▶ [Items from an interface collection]
>>
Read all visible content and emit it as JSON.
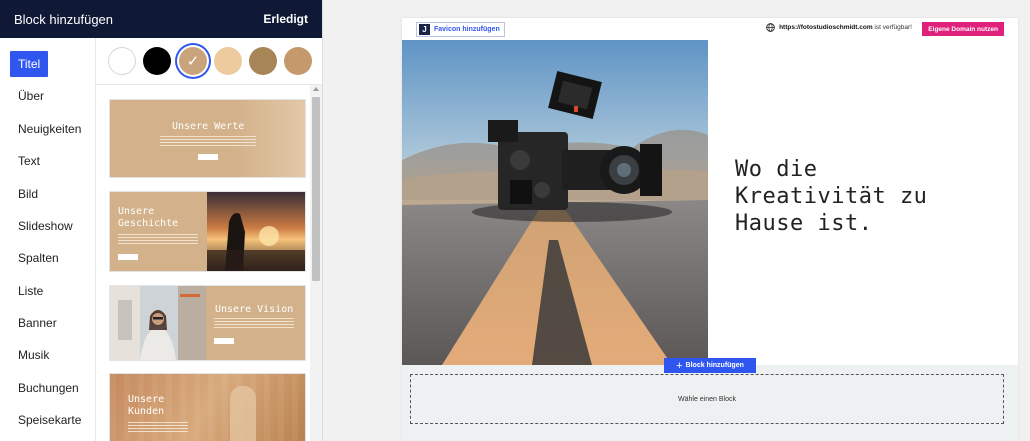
{
  "panel": {
    "title": "Block hinzufügen",
    "done_label": "Erledigt"
  },
  "categories": [
    {
      "label": "Titel",
      "active": true
    },
    {
      "label": "Über",
      "active": false
    },
    {
      "label": "Neuigkeiten",
      "active": false
    },
    {
      "label": "Text",
      "active": false
    },
    {
      "label": "Bild",
      "active": false
    },
    {
      "label": "Slideshow",
      "active": false
    },
    {
      "label": "Spalten",
      "active": false
    },
    {
      "label": "Liste",
      "active": false
    },
    {
      "label": "Banner",
      "active": false
    },
    {
      "label": "Musik",
      "active": false
    },
    {
      "label": "Buchungen",
      "active": false
    },
    {
      "label": "Speisekarte",
      "active": false
    }
  ],
  "swatches": [
    {
      "color": "#ffffff",
      "selected": false
    },
    {
      "color": "#000000",
      "selected": false
    },
    {
      "color": "#c9a37c",
      "selected": true
    },
    {
      "color": "#eecb9e",
      "selected": false
    },
    {
      "color": "#a88557",
      "selected": false
    },
    {
      "color": "#c49a6c",
      "selected": false
    }
  ],
  "thumbnails": [
    {
      "title": "Unsere Werte"
    },
    {
      "title": "Unsere Geschichte"
    },
    {
      "title": "Unsere Vision"
    },
    {
      "title": "Unsere Kunden"
    }
  ],
  "preview": {
    "favicon_badge": "J",
    "favicon_label": "Favicon hinzufügen",
    "domain_url": "https://fotostudioschmidt.com",
    "domain_suffix": " ist verfügbar!",
    "own_domain_label": "Eigene Domain nutzen",
    "hero_line1": "Wo die",
    "hero_line2": "Kreativität zu",
    "hero_line3": "Hause ist.",
    "add_block_label": "Block hinzufügen",
    "choose_block_label": "Wähle einen Block"
  },
  "colors": {
    "accent": "#2f57f0",
    "header_bg": "#0f1935",
    "domain_button": "#e0217b",
    "thumb_tan": "#d3b18a"
  }
}
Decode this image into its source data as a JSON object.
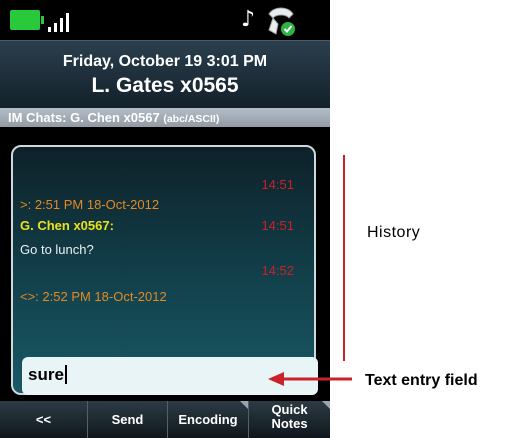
{
  "status_bar": {
    "battery_color": "#28c93a",
    "icons": [
      "battery-icon",
      "signal-icon",
      "music-note-icon",
      "handset-icon"
    ]
  },
  "header": {
    "date_time": "Friday, October 19 3:01 PM",
    "caller": "L. Gates x0565"
  },
  "chat": {
    "title": "IM Chats: G. Chen x0567",
    "encoding": "(abc/ASCII)",
    "timestamps": [
      "14:51",
      "14:51",
      "14:52"
    ],
    "messages": [
      {
        "text": ">: 2:51 PM  18-Oct-2012"
      },
      {
        "text": "G. Chen x0567:"
      },
      {
        "text": "Go to lunch?"
      },
      {
        "text": "<>: 2:52 PM  18-Oct-2012"
      }
    ],
    "entry_value": "sure"
  },
  "softkeys": [
    {
      "label": "<<"
    },
    {
      "label": "Send"
    },
    {
      "label": "Encoding"
    },
    {
      "label_line1": "Quick",
      "label_line2": "Notes"
    }
  ],
  "annotations": {
    "history": "History",
    "text_entry": "Text entry field"
  },
  "colors": {
    "timestamp": "#c8222a",
    "system_text": "#e28a25",
    "sender": "#e9e318"
  }
}
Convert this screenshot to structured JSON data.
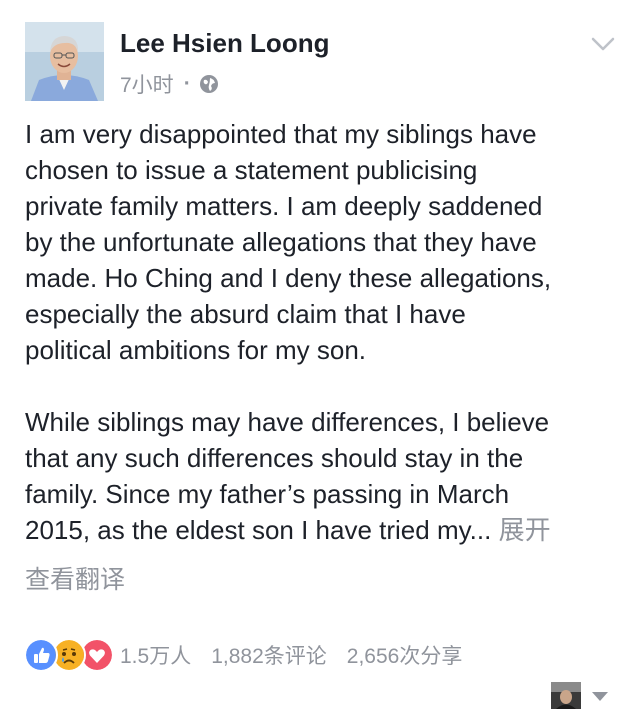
{
  "post": {
    "author": "Lee Hsien Loong",
    "timestamp": "7小时",
    "separator": "·",
    "audience_icon": "globe-icon",
    "options_icon": "chevron-down-icon",
    "paragraph1_lines": [
      "I am very disappointed that my siblings have",
      "chosen to issue a statement publicising",
      "private family matters. I am deeply saddened",
      "by the unfortunate allegations that they have",
      "made. Ho Ching and I deny these allegations,",
      "especially the absurd claim that I have",
      "political ambitions for my son."
    ],
    "paragraph2_lines": [
      "While siblings may have differences, I believe",
      "that any such differences should stay in the",
      "family. Since my father’s passing in March",
      "2015, as the eldest son I have tried my..."
    ],
    "see_more": "展开",
    "translate": "查看翻译"
  },
  "reactions": {
    "icons": [
      "like-icon",
      "sad-icon",
      "love-icon"
    ],
    "colors": {
      "like": "#5890ff",
      "sad": "#f7b125",
      "love": "#f25268"
    },
    "count": "1.5万人",
    "comments": "1,882条评论",
    "shares": "2,656次分享"
  },
  "footer": {
    "avatar_icon": "profile-avatar",
    "caret_icon": "caret-down-icon"
  }
}
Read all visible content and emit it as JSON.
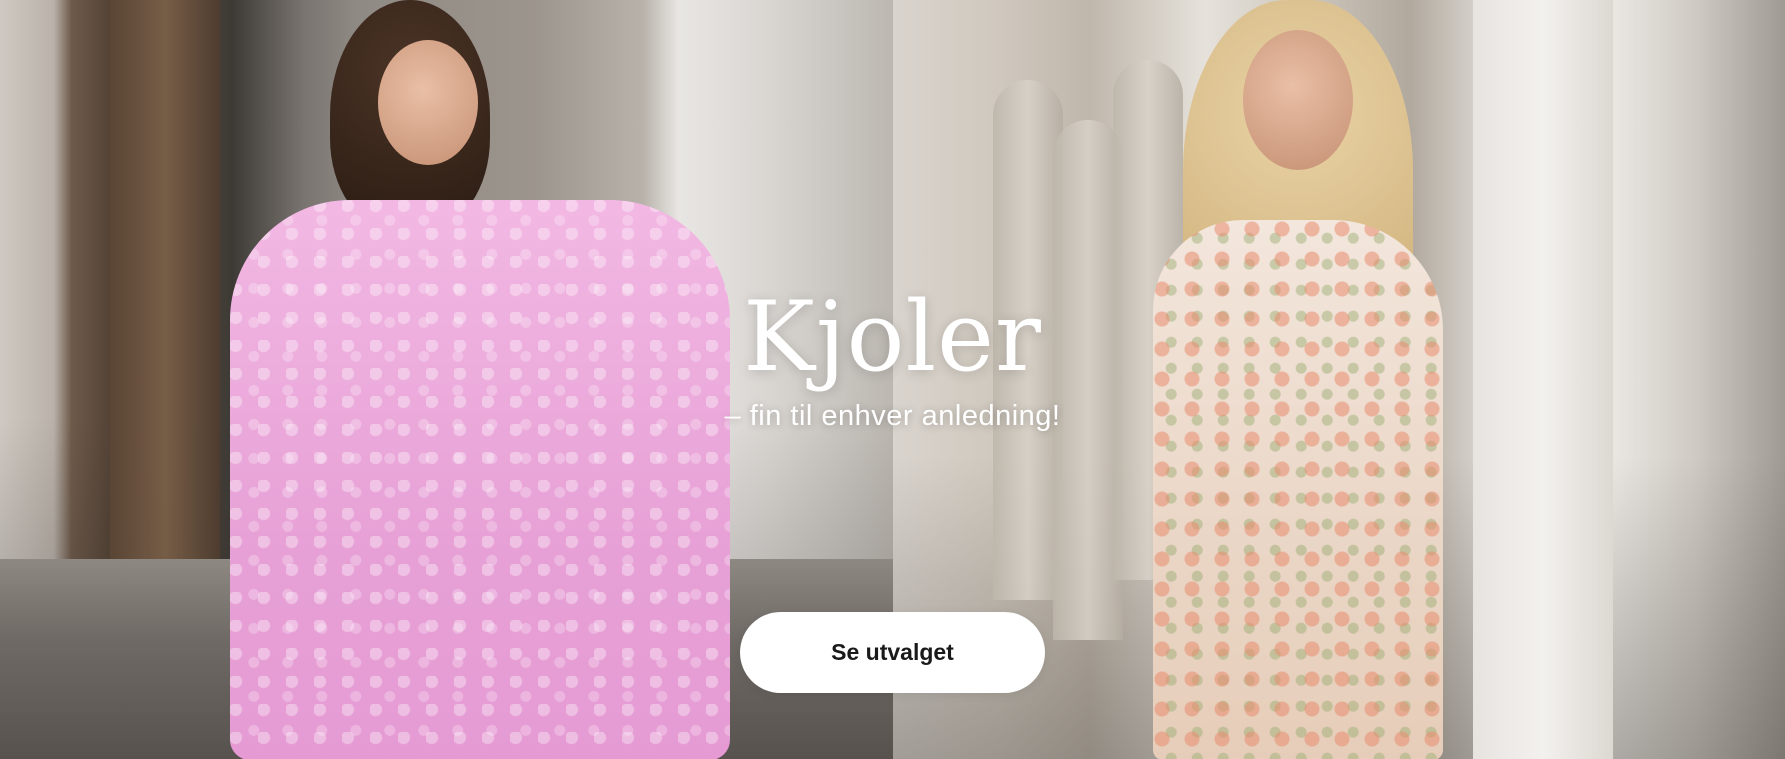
{
  "banner": {
    "title": "Kjoler",
    "subtitle": "– fin til enhver anledning!",
    "cta_label": "Se utvalget"
  }
}
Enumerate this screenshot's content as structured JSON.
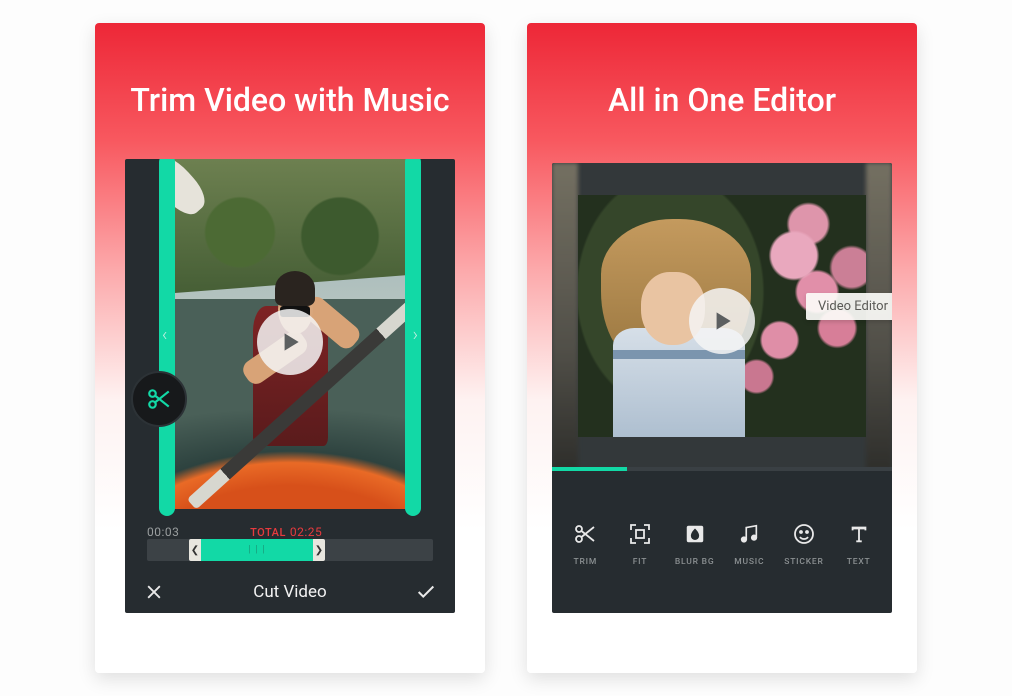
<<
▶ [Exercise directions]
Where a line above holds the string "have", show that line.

▶ [Expected answer]
      "I am very disappointed that my siblings have",
      "by the unfortunate allegations that they have",
      "especially the absurd claim that I have",
      "While siblings may have differences, I believe",
      "2015, as the eldest son I have tried my..."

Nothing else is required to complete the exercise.